### What the task asks
Copy each line of the records that holds the string "Filter".

++++ Dataset

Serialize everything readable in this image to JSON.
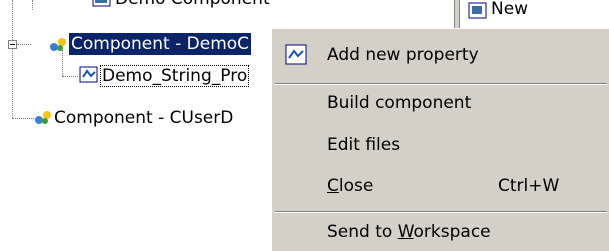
{
  "tree": {
    "top_item_label": "Demo Component",
    "selected_item_label": "Component - DemoC",
    "child_item_label": "Demo_String_Pro",
    "second_item_label": "Component - CUserD"
  },
  "right_pane": {
    "partial_label": "New"
  },
  "context_menu": {
    "add_property": "Add new property",
    "build_component": "Build component",
    "edit_files": "Edit files",
    "close_label_prefix": "",
    "close_label_mnemonic": "C",
    "close_label_rest": "lose",
    "close_shortcut": "Ctrl+W",
    "send_prefix": "Send to ",
    "send_mnemonic": "W",
    "send_rest": "orkspace"
  },
  "colors": {
    "selection": "#0a246a",
    "menu_bg": "#d4d0c8"
  },
  "icons": {
    "component": "component-icon",
    "property": "property-icon",
    "add_property": "add-property-icon"
  }
}
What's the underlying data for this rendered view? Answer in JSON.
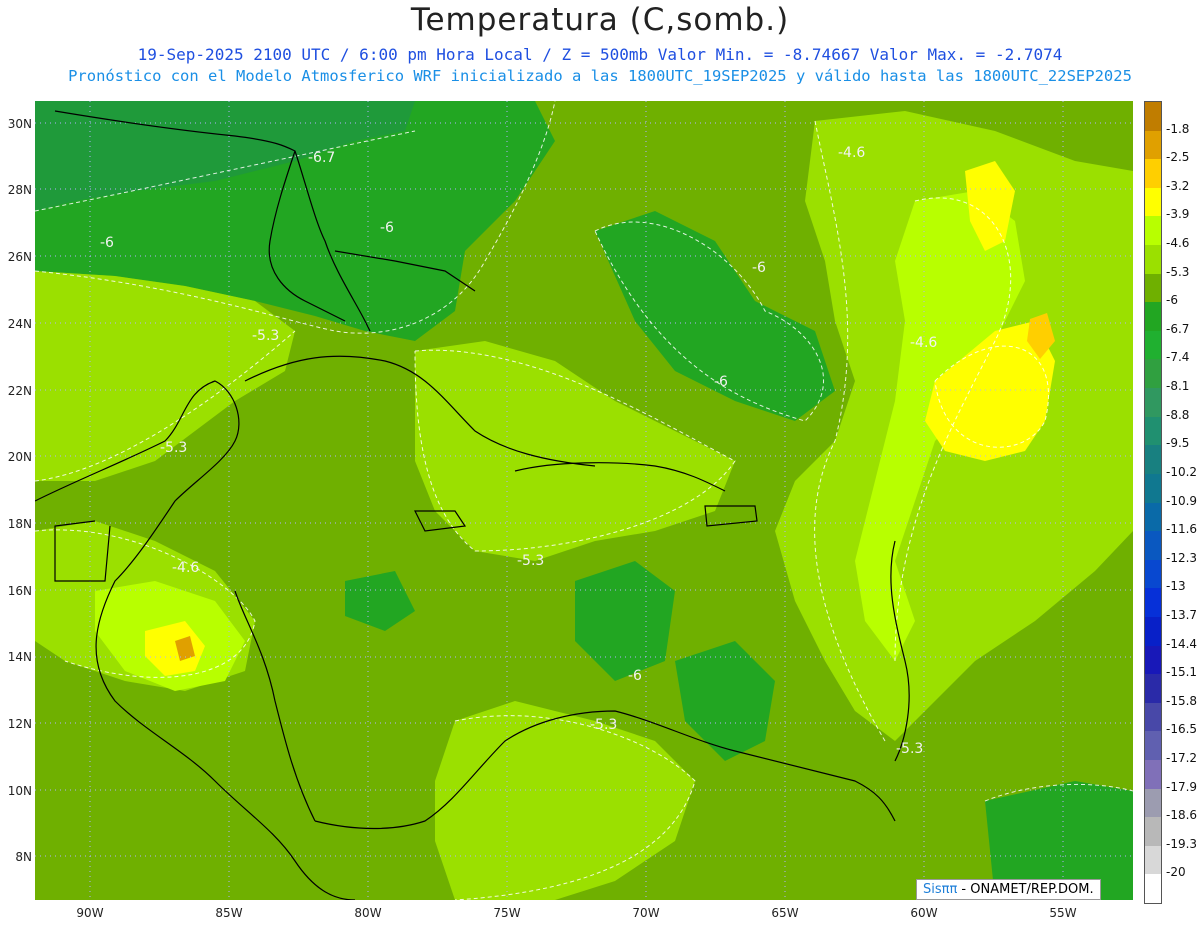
{
  "title": "Temperatura (C,somb.)",
  "subtitle1": "19-Sep-2025  2100 UTC / 6:00 pm Hora Local / Z = 500mb   Valor Min. = -8.74667  Valor Max. = -2.7074",
  "subtitle2": "Pronóstico con el Modelo Atmosferico WRF inicializado a las 1800UTC_19SEP2025 y válido hasta las  1800UTC_22SEP2025",
  "lat_labels": [
    "30N",
    "28N",
    "26N",
    "24N",
    "22N",
    "20N",
    "18N",
    "16N",
    "14N",
    "12N",
    "10N",
    "8N"
  ],
  "lon_labels": [
    "90W",
    "85W",
    "80W",
    "75W",
    "70W",
    "65W",
    "60W",
    "55W"
  ],
  "colorbar": {
    "labels": [
      "-1.8",
      "-2.5",
      "-3.2",
      "-3.9",
      "-4.6",
      "-5.3",
      "-6",
      "-6.7",
      "-7.4",
      "-8.1",
      "-8.8",
      "-9.5",
      "-10.2",
      "-10.9",
      "-11.6",
      "-12.3",
      "-13",
      "-13.7",
      "-14.4",
      "-15.1",
      "-15.8",
      "-16.5",
      "-17.2",
      "-17.9",
      "-18.6",
      "-19.3",
      "-20"
    ],
    "colors": [
      "#c07d00",
      "#e0a000",
      "#ffcf00",
      "#ffff00",
      "#b8ff00",
      "#9be000",
      "#6fb000",
      "#22a622",
      "#20b030",
      "#30a040",
      "#309860",
      "#209070",
      "#188080",
      "#107890",
      "#0a6aa8",
      "#0a58c0",
      "#0848d0",
      "#0630d8",
      "#0820c8",
      "#1818b8",
      "#2a2aa8",
      "#4848a8",
      "#6060b0",
      "#8070b8",
      "#9c9cb0",
      "#b8b8b8",
      "#d8d8d8",
      "#ffffff"
    ]
  },
  "contour_labels": [
    {
      "text": "-6.7"
    },
    {
      "text": "-6"
    },
    {
      "text": "-6"
    },
    {
      "text": "-4.6"
    },
    {
      "text": "-6"
    },
    {
      "text": "-5.3"
    },
    {
      "text": "-4.6"
    },
    {
      "text": "-6"
    },
    {
      "text": "-5.3"
    },
    {
      "text": "-4.6"
    },
    {
      "text": "-5.3"
    },
    {
      "text": "-6"
    },
    {
      "text": "-5.3"
    },
    {
      "text": "-5.3"
    }
  ],
  "credit": {
    "brand": "Sisππ",
    "text": " - ONAMET/REP.DOM."
  },
  "field": {
    "variable": "Temperatura",
    "level": "500mb",
    "min": -8.74667,
    "max": -2.7074
  }
}
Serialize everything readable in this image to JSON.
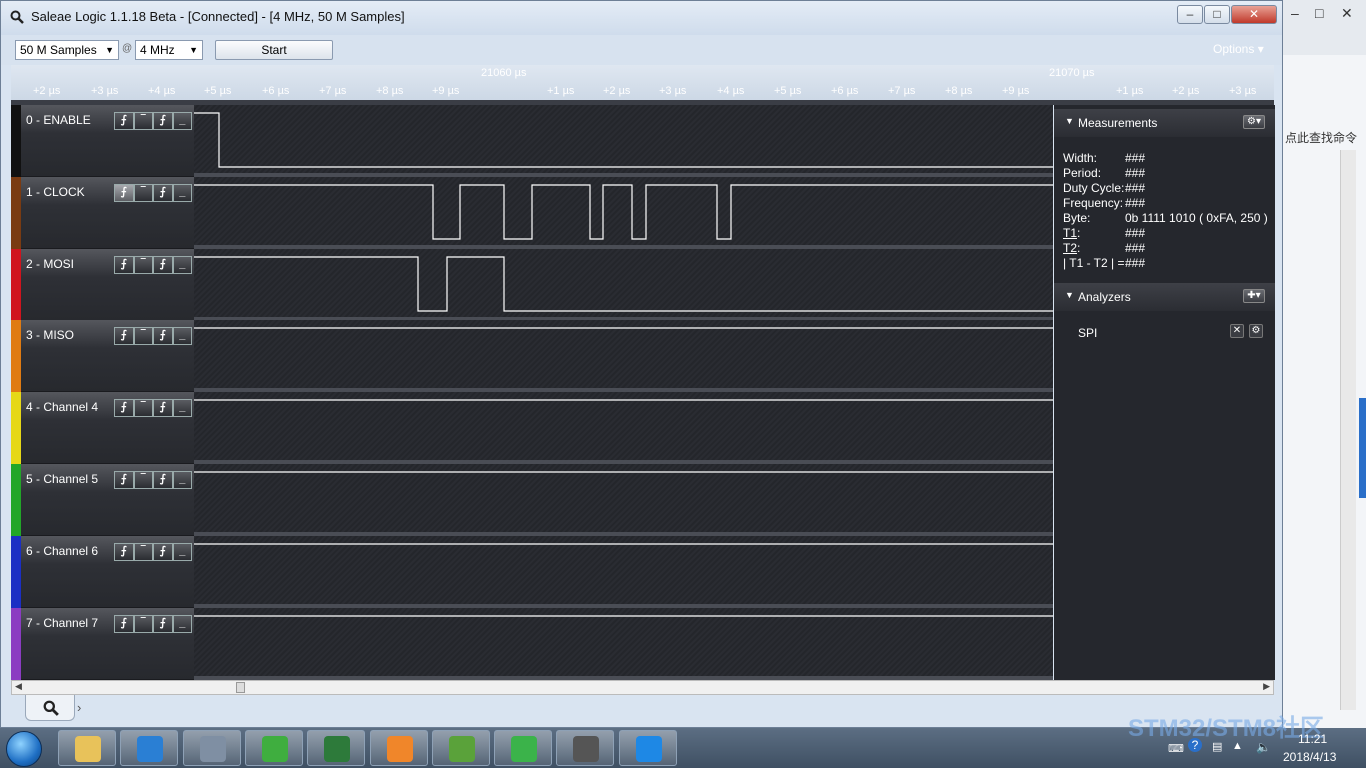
{
  "window": {
    "title": "Saleae Logic 1.1.18 Beta - [Connected] - [4 MHz, 50 M Samples]",
    "min_label": "‒",
    "max_label": "□",
    "close_label": "✕"
  },
  "toolbar": {
    "samples_value": "50 M Samples",
    "at_label": "@",
    "rate_value": "4 MHz",
    "start_label": "Start",
    "options_label": "Options ▾"
  },
  "ruler": {
    "ticks": [
      "+2 µs",
      "+3 µs",
      "+4 µs",
      "+5 µs",
      "+6 µs",
      "+7 µs",
      "+8 µs",
      "+9 µs",
      "+1 µs",
      "+2 µs",
      "+3 µs",
      "+4 µs",
      "+5 µs",
      "+6 µs",
      "+7 µs",
      "+8 µs",
      "+9 µs",
      "+1 µs",
      "+2 µs",
      "+3 µs"
    ],
    "major_left": "21060 µs",
    "major_right": "21070 µs"
  },
  "channels": [
    {
      "name": "0 - ENABLE",
      "color": "#111111"
    },
    {
      "name": "1 - CLOCK",
      "color": "#7a3b12"
    },
    {
      "name": "2 - MOSI",
      "color": "#d0141e"
    },
    {
      "name": "3 - MISO",
      "color": "#e07b12"
    },
    {
      "name": "4 - Channel 4",
      "color": "#e6d817"
    },
    {
      "name": "5 - Channel 5",
      "color": "#22a628"
    },
    {
      "name": "6 - Channel 6",
      "color": "#1b2fc4"
    },
    {
      "name": "7 - Channel 7",
      "color": "#8b3cc2"
    }
  ],
  "trigger_icons": [
    "⨍",
    "‾",
    "⨍",
    "_"
  ],
  "measurements": {
    "header": "Measurements",
    "rows": [
      {
        "label": "Width:",
        "value": "###"
      },
      {
        "label": "Period:",
        "value": "###"
      },
      {
        "label": "Duty Cycle:",
        "value": "###"
      },
      {
        "label": "Frequency:",
        "value": "###"
      },
      {
        "label": "Byte:",
        "value": "0b  1111  1010 ( 0xFA, 250 )"
      },
      {
        "label": "T1",
        "value": "###"
      },
      {
        "label": "T2",
        "value": "###"
      },
      {
        "label": "| T1 - T2 | =",
        "value": "###"
      }
    ]
  },
  "analyzers": {
    "header": "Analyzers",
    "items": [
      {
        "name": "SPI"
      }
    ]
  },
  "background_app": {
    "search_hint": "点此查找命令"
  },
  "taskbar": {
    "time": "11:21",
    "date": "2018/4/13",
    "watermark": "STM32/STM8社区",
    "app_colors": [
      "#e8c25a",
      "#2a7fd4",
      "#7f8fa3",
      "#3fae3f",
      "#2d7a3a",
      "#f0862a",
      "#5aa23a",
      "#3bb34a",
      "#555555",
      "#1e88e5"
    ]
  },
  "accent": {
    "wave": "#ffffff",
    "background": "#25272d"
  }
}
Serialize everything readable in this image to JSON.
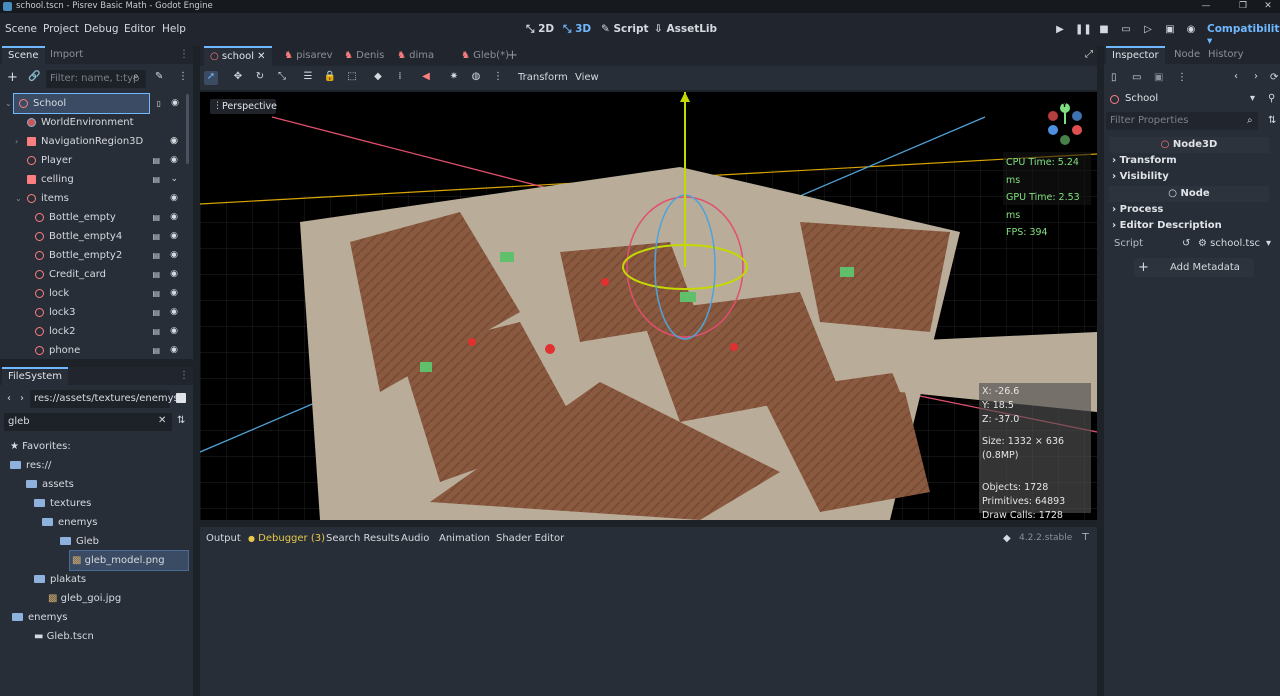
{
  "window": {
    "title": "school.tscn - Pisrev Basic Math - Godot Engine"
  },
  "menu": [
    "Scene",
    "Project",
    "Debug",
    "Editor",
    "Help"
  ],
  "workspaces": [
    {
      "label": "2D",
      "active": false
    },
    {
      "label": "3D",
      "active": true
    },
    {
      "label": "Script",
      "active": false
    },
    {
      "label": "AssetLib",
      "active": false
    }
  ],
  "renderer": "Compatibility",
  "scene_dock": {
    "tabs": [
      "Scene",
      "Import"
    ],
    "filter_placeholder": "Filter: name, t:typ",
    "nodes": [
      {
        "label": "School",
        "depth": 0,
        "selected": true
      },
      {
        "label": "WorldEnvironment",
        "depth": 1
      },
      {
        "label": "NavigationRegion3D",
        "depth": 1
      },
      {
        "label": "Player",
        "depth": 1
      },
      {
        "label": "celling",
        "depth": 1
      },
      {
        "label": "items",
        "depth": 1
      },
      {
        "label": "Bottle_empty",
        "depth": 2
      },
      {
        "label": "Bottle_empty4",
        "depth": 2
      },
      {
        "label": "Bottle_empty2",
        "depth": 2
      },
      {
        "label": "Credit_card",
        "depth": 2
      },
      {
        "label": "lock",
        "depth": 2
      },
      {
        "label": "lock3",
        "depth": 2
      },
      {
        "label": "lock2",
        "depth": 2
      },
      {
        "label": "phone",
        "depth": 2
      }
    ]
  },
  "filesystem": {
    "tab": "FileSystem",
    "path": "res://assets/textures/enemys/",
    "search": "gleb",
    "items": [
      {
        "label": "Favorites:",
        "depth": 0
      },
      {
        "label": "res://",
        "depth": 0
      },
      {
        "label": "assets",
        "depth": 1
      },
      {
        "label": "textures",
        "depth": 2
      },
      {
        "label": "enemys",
        "depth": 3
      },
      {
        "label": "Gleb",
        "depth": 4
      },
      {
        "label": "gleb_model.png",
        "depth": 5,
        "selected": true
      },
      {
        "label": "plakats",
        "depth": 3
      },
      {
        "label": "gleb_goi.jpg",
        "depth": 4
      },
      {
        "label": "enemys",
        "depth": 1
      },
      {
        "label": "Gleb.tscn",
        "depth": 2
      }
    ]
  },
  "editor_tabs": [
    {
      "label": "school",
      "active": true
    },
    {
      "label": "pisarev"
    },
    {
      "label": "Denis"
    },
    {
      "label": "dima"
    },
    {
      "label": "Gleb(*)"
    }
  ],
  "viewport": {
    "menu_transform": "Transform",
    "menu_view": "View",
    "perspective_label": "Perspective",
    "cpu": "CPU Time: 5.24 ms",
    "gpu": "GPU Time: 2.53 ms",
    "fps": "FPS: 394",
    "x": "X: -26.6",
    "y": "Y: 18.5",
    "z": "Z: -37.0",
    "size": "Size: 1332 × 636 (0.8MP)",
    "objects": "Objects: 1728",
    "primitives": "Primitives: 64893",
    "draw_calls": "Draw Calls: 1728",
    "gizmo_label": "Y"
  },
  "bottom_panel": {
    "tabs": [
      "Output",
      "Debugger (3)",
      "Search Results",
      "Audio",
      "Animation",
      "Shader Editor"
    ],
    "version": "4.2.2.stable"
  },
  "inspector": {
    "tabs": [
      "Inspector",
      "Node",
      "History"
    ],
    "node_name": "School",
    "filter_placeholder": "Filter Properties",
    "section_node3d": "Node3D",
    "transform": "Transform",
    "visibility": "Visibility",
    "section_node": "Node",
    "process": "Process",
    "editor_description": "Editor Description",
    "script_label": "Script",
    "script_value": "school.tsc",
    "add_metadata": "Add Metadata"
  }
}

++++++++

### Your response
    "filter_placeholder": "Filter: name, t:typ",
    "filter_placeholder": "Filter Properties",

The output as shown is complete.